Lexington's Urban County Council moved Thursday to address a $7.2 million shortfall caused by unanticipated costs in city employees' health insurance — a situation Mayor-elect Jim Gray described as an emergency.
"Basically, the plan is hemorrhaging," Gray said.
The council voted 13-0 to immediately hire a benefits consultant to examine the health care plan and make recommendations. Council members George Meyers and Doug Martin were absent.
Mayor Jim Newberry's administration briefed Gray two days after the November election about the shortfall, which is projected for the 2011 budget. On Thursday, Gray described the problem as "very severe."
He contacted state personnel officials for advice to help control health care expenses.
On Tuesday, a contingent that included Gray, who currently is vice mayor; Linda Gorton, the vice mayor-elect, and other city officials met with the state Personnel Cabinet secretary and general counsel and the state commissioner for employee insurance.
The state officials offered "an examination at a very treetops level of our condition," Gray said. "They recommended that Lexington immediately engage consultants to help us."
He said the officials "cast our condition as an emergency" based on the percentage of shortfall the city has estimated.
"The state has worked very hard on addressing the rising costs of health insurance for the state's plan," Gray said. "They have been very aggressive in addressing these issues.
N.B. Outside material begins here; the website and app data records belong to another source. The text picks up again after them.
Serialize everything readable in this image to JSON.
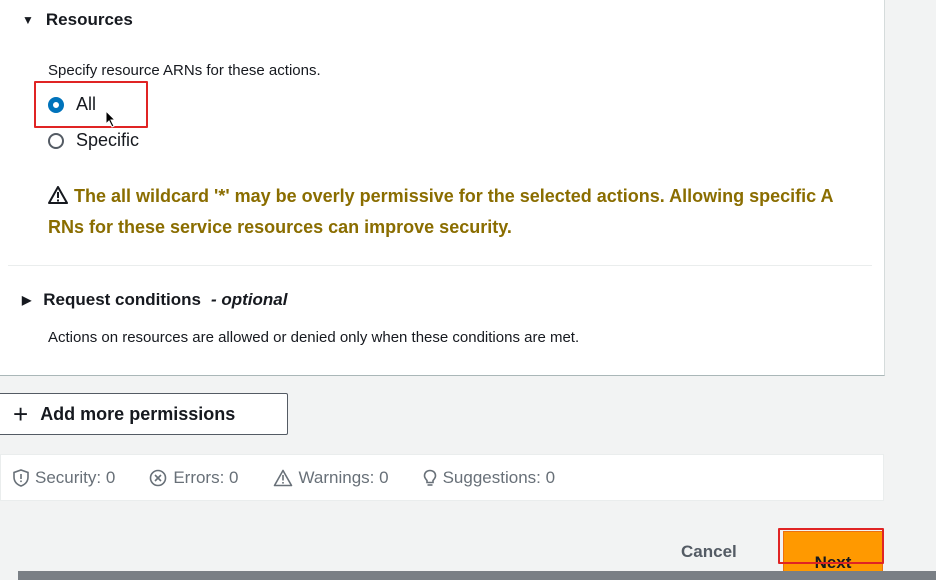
{
  "resources": {
    "header": "Resources",
    "description": "Specify resource ARNs for these actions.",
    "options": [
      {
        "label": "All",
        "selected": true
      },
      {
        "label": "Specific",
        "selected": false
      }
    ],
    "warning": "The all wildcard '*' may be overly permissive for the selected actions. Allowing specific A RNs for these service resources can improve security."
  },
  "request_conditions": {
    "header": "Request conditions",
    "optional": "- optional",
    "description": "Actions on resources are allowed or denied only when these conditions are met."
  },
  "add_permissions": {
    "label": "Add more permissions"
  },
  "status": {
    "security": "Security: 0",
    "errors": "Errors: 0",
    "warnings": "Warnings: 0",
    "suggestions": "Suggestions: 0"
  },
  "footer": {
    "cancel": "Cancel",
    "next": "Next"
  },
  "colors": {
    "warning": "#8a6d00",
    "primary": "#ff9900",
    "radio": "#0073bb",
    "highlight": "#e02424"
  }
}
They consider our situation to be an emergency situation."
The state has no authority to intervene in Lexington's shortfall, but the officials advised hiring consultants to work with Lexington "to get the best plan we can for our employees and for the taxpayers," Gray said.
Budget documents show the Urban County Government has subsidized its health care plan for years. In 2010, the shortfall was $9.8 million. In 2009, the city filled in a shortfall of $8.6 million.
In years past, the city had enough money to cover such shortfalls. That won't be the case in 2011, so Gray's administration could be looking at budget cuts.
After council members learned of the problem in early November, they decided against raising employees' premiums for 2011 just before open enrollment began. But they did talk about ways to control costs, such as ending the city's no-deductible policy used by 90 percent of the city's 3,000 or so employees.
The state hires consultants to provide advice on all areas of health insurance, and the state officials said Lexington needs them as well, Gray said. "Health care is extremely complex today," he said. "If you don't have somebody at the table guiding you through this, you're going to lose."
The city probably will hire other consultants to provide advice on benefits, deductibles, pharmaceuticals and wellness options, Gray said.
In introducing the motion Thursday night, Gray said acting with speed was critical. "Basically, the plan is hemorrhaging. The longer we don't take care of it, the worse it gets," he said.